We previously reported on Biel, which involves a teacher at St. James Catholic School in Torrance, California, who was fired when she told her employer that she would need to miss work on some days to undergo chemotherapy for breast cancer. She sued the school under the Americans with Disabilities Act. Still, the trial court ruled on summary judgment that she had no rights under the First Amendment’s “ministerial exemption” to laws that would protect other employers. In its ruling, the Ninth Circuit considered whether she was described by the school as a minister and whether her job had “important religious functions.” The Ninth Circuit ruled 2-1 that her position did not meet the requirements of being a minister and therefore, she could sue.
The Morrisey-Berru case involves a teacher at a small Catholic School who allegedly refused to follow some new policies and procedures at the school concerning reading and writing curriculum, a healthy diet program, and special needs programs. In response, the principal moved her to a part-time teaching position and then decided not to renew her contract in 2015. Morrisey-Berru filed a lawsuit for age discrimination. The trial judge dismissed the case according to the 2012 unanimous Supreme Court decision in Hosanna-Tabor. Still, the Ninth Circuit reversed the decision, stating that her duties were not religious enough to fall within the ministerial exception.
The Supreme Court decision in Hosanna-Tabor looks at the various circumstances concerning a religious entity’s employment to determine whether they have the rights of secular employees. The more religious the job duties, the less access the religious employee has to employment rights available to secular employees under the law.

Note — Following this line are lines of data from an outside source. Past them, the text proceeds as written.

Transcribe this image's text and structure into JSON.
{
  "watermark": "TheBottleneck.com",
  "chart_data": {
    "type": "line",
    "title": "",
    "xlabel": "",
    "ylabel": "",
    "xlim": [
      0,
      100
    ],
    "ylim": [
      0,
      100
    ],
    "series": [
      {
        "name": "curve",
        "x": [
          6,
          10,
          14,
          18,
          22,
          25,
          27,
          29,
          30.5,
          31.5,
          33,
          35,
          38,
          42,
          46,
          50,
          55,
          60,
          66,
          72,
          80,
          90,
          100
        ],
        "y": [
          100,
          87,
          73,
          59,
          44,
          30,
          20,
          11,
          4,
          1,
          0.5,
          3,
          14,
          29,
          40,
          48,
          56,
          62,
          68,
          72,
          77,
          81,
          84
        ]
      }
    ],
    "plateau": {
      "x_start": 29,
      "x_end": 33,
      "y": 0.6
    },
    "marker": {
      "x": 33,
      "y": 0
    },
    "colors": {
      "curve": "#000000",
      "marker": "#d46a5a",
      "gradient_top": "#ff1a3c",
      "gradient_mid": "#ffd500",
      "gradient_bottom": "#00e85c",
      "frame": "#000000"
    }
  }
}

In both cases, the Ninth Circuit ruled in favor of the teachers’ rights to protection from discrimination. Religious organizations have the right to autonomy under the Free Exercise and Establishment Clauses of the First Amendment, and the Court may be looking to these cases to make a more unambiguous determination of what constitutes religious employment. The Court may ultimately decide teachers employed by religious schools are all determined to be “ministers” within the context of the ministerial exception. Religious organizations view the full scope of their activity as faith-based regardless of whether or not the work has an overtly religious aspect to it.
Both cases put the schools in the uncomfortable position of arguing that they have the right to discriminate against their teaching staff with impunity. Still, the risk of routine government interference with the administration of religious organizations could harm their ability to practice their faith. In all likelihood, the Court will uphold Hosanna-Tabor and overturn the 9th Circuit in both of these cases. Employees will need to recognize that they may be giving up their rights against discrimination in exchange for working in a faith-based environment.
Oral arguments have not yet been scheduled. The Becket Fund represents both schools.